One may call this the “playroom”. This is where I have fun with wood and traditional materials and follow my personal artistic expression, casting aside the restrictions dictated by the ethics of the conservation profession. I explore different materials, styles and designs to either transform existing objects or craft new ones of my own design .
About a third of the time spent in an Italian school for restoration is focused on design - that is, on designing by hand, manually, and not on a computer. I loved this aspect of my studies in school, and I love it still.
Regarding manual design, several things that I learned from my teachers and mentors over the years stick in my mind. One of these is, “try it physically”. As a theoretical concept this is well and good, but putting this idea into practice for a given project, into actual physical dimensions at a very early stage, is very important. Several of the custom woodworking projects included in this section were first chalked to scale on the floor of my workshop to grasp their dimensions and general look-and-feel right at the beginning of the design process.
Custom woodworking generally involves one or a combination of three approaches.
- Design and building new furniture to match the interests and requirements of the client, often using traditional style, materials, and methods of construction and finishing.
- Adapting old and/or antique pieces in ways that may change their original function - for example, making a table top out of an old cabinet door.

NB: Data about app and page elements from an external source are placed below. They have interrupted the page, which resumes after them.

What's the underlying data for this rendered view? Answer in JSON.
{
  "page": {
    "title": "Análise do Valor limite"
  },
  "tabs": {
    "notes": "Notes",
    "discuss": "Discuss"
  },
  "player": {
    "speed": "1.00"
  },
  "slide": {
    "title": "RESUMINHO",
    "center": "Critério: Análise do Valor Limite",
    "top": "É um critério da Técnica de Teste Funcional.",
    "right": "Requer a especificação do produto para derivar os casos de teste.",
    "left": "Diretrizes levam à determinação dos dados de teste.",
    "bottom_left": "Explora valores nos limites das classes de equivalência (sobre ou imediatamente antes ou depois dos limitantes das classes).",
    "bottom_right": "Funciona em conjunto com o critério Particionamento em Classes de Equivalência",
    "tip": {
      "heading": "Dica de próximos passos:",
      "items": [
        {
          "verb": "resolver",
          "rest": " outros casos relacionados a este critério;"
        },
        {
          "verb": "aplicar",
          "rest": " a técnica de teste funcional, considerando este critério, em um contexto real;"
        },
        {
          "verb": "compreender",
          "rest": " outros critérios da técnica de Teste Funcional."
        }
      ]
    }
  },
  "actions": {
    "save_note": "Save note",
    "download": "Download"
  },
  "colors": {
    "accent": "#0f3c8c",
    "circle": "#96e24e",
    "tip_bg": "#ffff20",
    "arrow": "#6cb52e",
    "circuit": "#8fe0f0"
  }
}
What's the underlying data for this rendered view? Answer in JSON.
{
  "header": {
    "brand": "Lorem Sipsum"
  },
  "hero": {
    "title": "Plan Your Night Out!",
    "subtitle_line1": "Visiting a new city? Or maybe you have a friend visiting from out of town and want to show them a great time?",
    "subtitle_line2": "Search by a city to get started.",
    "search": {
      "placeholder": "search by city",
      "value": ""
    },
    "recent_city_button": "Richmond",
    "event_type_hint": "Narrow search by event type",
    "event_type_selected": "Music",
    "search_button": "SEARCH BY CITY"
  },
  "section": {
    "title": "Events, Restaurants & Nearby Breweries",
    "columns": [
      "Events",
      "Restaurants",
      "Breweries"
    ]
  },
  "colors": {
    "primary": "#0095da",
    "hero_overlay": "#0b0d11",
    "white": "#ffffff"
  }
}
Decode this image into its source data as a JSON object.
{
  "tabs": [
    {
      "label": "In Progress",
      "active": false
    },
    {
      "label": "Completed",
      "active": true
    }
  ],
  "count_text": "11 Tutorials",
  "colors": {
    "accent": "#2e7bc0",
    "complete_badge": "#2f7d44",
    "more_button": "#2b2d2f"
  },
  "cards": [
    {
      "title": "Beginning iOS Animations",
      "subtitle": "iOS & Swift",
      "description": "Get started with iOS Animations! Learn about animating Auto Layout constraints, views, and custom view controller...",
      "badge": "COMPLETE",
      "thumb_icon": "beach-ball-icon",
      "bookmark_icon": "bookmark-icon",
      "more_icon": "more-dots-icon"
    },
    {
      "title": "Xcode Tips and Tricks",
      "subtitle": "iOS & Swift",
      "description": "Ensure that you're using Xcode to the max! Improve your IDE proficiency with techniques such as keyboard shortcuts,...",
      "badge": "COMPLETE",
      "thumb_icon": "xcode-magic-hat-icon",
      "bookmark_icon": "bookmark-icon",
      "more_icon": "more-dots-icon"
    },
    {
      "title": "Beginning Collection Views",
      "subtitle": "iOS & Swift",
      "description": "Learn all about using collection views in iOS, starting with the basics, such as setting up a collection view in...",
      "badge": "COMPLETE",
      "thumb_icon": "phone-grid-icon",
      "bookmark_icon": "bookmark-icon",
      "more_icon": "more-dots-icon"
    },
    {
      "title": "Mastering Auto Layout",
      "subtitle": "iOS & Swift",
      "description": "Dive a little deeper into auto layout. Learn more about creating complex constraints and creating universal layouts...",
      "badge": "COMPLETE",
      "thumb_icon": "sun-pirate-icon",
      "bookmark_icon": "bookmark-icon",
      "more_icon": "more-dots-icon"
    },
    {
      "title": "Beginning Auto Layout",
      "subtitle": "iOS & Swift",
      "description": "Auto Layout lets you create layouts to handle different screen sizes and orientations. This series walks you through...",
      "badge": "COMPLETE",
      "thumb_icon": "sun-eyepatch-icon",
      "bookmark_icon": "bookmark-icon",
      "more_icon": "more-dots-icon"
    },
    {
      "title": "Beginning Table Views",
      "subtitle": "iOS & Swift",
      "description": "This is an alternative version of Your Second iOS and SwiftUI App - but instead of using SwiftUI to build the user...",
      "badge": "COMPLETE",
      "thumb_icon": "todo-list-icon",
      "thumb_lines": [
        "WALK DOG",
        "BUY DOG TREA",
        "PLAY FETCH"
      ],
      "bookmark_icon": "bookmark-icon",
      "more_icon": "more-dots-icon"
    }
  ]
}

- Creating special painting effects on modern furniture, using the traditional materials usually applied to restoring antique furniture. In some instances the client’s carpenter custom-builds pieces which I then custom finish with gold leaf or carnauba wax for instance.